## HOW TO COMPLETE THIS TASK
Pick out every line in the data below that holds "density".

## GIVEN INFORMATION
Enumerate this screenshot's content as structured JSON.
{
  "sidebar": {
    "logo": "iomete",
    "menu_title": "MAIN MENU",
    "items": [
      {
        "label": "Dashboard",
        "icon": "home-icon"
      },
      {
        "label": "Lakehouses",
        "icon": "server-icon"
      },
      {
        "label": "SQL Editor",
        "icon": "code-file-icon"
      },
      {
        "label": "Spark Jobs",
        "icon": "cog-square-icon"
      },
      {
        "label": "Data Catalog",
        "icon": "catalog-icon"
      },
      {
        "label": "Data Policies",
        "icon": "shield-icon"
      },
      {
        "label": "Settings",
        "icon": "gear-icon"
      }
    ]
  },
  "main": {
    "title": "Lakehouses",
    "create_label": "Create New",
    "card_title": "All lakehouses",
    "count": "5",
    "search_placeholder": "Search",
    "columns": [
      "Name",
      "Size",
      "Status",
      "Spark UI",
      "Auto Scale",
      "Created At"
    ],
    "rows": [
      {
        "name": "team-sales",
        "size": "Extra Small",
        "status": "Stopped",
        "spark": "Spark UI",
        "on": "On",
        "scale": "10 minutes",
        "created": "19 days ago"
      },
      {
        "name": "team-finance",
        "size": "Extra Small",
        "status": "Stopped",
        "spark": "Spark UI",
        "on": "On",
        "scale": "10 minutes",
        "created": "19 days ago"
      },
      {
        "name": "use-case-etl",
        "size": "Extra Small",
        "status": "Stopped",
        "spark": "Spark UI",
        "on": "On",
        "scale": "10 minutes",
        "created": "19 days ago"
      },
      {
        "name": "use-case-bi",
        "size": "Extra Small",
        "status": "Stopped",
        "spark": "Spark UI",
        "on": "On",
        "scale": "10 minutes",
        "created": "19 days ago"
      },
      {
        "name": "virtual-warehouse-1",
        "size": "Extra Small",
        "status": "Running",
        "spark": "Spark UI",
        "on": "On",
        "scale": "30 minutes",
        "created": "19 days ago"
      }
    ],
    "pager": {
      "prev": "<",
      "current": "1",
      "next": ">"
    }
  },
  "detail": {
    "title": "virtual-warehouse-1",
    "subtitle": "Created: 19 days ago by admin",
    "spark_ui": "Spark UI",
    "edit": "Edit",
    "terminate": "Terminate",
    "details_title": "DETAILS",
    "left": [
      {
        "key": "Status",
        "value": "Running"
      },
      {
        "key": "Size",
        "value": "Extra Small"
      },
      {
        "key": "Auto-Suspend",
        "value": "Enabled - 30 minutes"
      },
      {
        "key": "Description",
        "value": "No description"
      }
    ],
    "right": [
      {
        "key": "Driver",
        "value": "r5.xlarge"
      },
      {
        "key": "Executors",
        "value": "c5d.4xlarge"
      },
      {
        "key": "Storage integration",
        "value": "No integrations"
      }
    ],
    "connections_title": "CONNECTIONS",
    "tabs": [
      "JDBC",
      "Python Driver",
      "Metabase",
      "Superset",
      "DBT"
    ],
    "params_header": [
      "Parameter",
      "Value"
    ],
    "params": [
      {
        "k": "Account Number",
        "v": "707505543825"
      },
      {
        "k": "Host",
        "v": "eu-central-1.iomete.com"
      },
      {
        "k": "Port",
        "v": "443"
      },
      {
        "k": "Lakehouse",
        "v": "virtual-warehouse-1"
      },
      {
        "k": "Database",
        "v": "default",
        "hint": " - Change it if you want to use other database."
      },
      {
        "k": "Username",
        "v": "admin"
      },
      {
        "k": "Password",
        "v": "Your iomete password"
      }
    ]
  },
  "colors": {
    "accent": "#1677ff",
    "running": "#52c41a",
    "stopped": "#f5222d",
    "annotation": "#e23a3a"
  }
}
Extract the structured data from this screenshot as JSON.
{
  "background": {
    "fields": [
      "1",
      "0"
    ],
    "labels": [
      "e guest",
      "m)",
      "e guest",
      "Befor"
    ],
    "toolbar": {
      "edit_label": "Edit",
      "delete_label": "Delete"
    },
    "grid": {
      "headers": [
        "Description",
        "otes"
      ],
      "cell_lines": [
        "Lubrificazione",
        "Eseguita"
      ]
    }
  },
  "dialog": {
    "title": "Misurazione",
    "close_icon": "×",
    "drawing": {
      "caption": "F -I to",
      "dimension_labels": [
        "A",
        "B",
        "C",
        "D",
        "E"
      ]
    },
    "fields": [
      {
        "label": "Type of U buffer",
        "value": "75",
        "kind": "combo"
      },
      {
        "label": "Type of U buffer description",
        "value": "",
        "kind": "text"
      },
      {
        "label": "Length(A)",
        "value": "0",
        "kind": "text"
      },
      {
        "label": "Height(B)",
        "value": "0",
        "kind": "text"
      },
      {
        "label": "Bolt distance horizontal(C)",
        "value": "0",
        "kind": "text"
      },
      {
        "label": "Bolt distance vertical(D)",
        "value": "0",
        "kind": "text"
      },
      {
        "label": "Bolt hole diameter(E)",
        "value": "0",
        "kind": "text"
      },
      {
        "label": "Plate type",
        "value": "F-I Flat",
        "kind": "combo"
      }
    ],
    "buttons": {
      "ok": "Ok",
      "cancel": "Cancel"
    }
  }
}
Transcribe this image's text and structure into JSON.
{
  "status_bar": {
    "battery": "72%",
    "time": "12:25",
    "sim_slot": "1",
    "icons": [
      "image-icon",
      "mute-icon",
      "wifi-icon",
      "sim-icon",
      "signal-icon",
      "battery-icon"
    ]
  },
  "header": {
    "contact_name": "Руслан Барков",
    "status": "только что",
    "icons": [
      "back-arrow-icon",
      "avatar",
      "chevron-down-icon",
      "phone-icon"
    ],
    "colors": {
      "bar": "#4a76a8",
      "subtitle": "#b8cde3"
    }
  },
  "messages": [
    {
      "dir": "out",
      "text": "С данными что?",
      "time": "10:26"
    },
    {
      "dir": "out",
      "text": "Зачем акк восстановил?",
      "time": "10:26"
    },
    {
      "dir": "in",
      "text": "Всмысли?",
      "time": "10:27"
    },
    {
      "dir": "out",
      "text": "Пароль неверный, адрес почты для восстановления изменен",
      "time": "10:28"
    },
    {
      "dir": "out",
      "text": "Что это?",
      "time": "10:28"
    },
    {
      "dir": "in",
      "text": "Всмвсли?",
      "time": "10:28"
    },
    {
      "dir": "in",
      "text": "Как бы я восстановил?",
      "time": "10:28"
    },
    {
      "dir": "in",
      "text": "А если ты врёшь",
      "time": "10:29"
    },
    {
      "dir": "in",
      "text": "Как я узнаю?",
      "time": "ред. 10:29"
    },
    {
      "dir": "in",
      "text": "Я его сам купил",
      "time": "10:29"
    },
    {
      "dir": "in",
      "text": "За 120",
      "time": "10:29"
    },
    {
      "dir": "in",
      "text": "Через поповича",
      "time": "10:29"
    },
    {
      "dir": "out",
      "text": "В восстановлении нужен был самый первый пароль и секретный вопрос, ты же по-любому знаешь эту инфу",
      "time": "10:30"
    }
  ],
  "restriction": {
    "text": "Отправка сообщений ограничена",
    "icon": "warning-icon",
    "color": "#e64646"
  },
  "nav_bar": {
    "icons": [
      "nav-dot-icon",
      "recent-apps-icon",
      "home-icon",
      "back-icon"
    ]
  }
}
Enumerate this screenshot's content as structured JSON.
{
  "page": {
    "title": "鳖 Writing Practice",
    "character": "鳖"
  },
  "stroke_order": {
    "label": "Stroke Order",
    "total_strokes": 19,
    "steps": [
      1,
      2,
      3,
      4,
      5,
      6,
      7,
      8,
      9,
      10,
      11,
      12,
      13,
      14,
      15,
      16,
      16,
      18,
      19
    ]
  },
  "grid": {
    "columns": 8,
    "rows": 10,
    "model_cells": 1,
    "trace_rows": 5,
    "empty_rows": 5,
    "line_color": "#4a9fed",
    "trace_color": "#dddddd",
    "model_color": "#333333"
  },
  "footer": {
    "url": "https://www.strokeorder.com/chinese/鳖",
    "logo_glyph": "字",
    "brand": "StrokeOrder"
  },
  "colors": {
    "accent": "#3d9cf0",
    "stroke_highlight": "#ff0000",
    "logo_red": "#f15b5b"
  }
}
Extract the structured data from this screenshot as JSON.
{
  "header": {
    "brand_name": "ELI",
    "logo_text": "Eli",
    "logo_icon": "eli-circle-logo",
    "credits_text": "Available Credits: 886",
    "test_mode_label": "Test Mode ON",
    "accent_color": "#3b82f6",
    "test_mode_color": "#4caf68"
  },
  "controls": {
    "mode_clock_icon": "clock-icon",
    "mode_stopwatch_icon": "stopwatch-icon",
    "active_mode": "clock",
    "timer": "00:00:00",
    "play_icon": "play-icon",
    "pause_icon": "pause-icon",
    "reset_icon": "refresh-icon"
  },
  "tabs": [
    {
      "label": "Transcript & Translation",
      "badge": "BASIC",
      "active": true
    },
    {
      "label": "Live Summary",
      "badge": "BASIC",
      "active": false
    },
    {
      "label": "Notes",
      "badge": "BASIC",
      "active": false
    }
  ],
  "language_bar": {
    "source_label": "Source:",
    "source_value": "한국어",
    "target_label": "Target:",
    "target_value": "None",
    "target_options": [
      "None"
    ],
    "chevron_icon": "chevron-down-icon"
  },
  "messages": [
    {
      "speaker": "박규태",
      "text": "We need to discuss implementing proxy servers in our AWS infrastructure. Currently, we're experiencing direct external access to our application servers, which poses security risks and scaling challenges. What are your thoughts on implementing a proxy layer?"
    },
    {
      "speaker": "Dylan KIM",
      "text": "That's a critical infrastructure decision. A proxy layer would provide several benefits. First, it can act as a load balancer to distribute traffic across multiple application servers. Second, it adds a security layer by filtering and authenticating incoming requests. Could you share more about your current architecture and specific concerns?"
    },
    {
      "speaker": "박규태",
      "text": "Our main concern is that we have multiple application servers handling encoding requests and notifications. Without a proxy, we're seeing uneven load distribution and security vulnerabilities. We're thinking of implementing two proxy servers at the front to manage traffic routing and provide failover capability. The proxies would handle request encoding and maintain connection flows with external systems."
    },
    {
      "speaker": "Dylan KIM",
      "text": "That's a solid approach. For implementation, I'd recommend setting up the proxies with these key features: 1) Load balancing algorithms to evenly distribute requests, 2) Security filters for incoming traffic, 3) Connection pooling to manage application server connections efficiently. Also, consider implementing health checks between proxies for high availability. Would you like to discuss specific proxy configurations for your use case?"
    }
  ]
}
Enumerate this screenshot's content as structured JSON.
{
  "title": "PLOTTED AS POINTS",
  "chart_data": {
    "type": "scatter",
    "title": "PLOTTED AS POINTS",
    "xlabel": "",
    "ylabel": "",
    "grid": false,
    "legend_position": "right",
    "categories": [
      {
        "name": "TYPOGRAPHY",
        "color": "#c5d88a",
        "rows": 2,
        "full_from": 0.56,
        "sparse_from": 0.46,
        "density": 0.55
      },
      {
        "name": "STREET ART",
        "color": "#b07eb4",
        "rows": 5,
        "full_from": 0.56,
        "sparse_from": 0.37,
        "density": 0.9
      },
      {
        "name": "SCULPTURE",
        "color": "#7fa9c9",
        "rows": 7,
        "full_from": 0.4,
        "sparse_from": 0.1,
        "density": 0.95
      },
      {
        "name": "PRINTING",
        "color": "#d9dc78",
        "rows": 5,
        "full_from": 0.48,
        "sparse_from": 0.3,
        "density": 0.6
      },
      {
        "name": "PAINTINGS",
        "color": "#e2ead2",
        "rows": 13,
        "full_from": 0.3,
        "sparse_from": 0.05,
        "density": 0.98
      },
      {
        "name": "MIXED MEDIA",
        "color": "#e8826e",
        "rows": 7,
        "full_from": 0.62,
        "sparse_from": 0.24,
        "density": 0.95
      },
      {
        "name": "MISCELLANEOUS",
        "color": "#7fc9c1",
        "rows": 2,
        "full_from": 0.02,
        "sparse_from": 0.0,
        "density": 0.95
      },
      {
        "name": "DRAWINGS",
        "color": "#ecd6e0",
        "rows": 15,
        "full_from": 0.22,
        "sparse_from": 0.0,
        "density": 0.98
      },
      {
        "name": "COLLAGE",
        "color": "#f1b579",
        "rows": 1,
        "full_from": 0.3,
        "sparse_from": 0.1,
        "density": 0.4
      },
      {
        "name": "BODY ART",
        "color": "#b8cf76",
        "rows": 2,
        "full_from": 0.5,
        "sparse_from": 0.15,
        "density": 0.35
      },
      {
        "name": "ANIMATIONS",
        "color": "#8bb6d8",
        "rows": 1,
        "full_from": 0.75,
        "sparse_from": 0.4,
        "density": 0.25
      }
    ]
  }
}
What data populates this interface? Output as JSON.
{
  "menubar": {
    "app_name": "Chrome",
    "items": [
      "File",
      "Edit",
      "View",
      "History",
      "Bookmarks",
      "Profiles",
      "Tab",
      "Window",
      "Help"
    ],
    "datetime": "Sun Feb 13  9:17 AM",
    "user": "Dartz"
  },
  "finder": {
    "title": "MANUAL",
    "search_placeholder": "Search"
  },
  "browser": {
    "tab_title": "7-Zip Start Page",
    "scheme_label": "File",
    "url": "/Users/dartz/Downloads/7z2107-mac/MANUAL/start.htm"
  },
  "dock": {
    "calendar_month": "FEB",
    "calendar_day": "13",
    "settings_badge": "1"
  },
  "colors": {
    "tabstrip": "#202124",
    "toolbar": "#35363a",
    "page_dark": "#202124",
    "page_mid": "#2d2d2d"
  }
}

## EXPECTED ANSWER
        "density": 0.55
        "density": 0.9
        "density": 0.95
        "density": 0.6
        "density": 0.98
        "density": 0.95
        "density": 0.95
        "density": 0.98
        "density": 0.4
        "density": 0.35
        "density": 0.25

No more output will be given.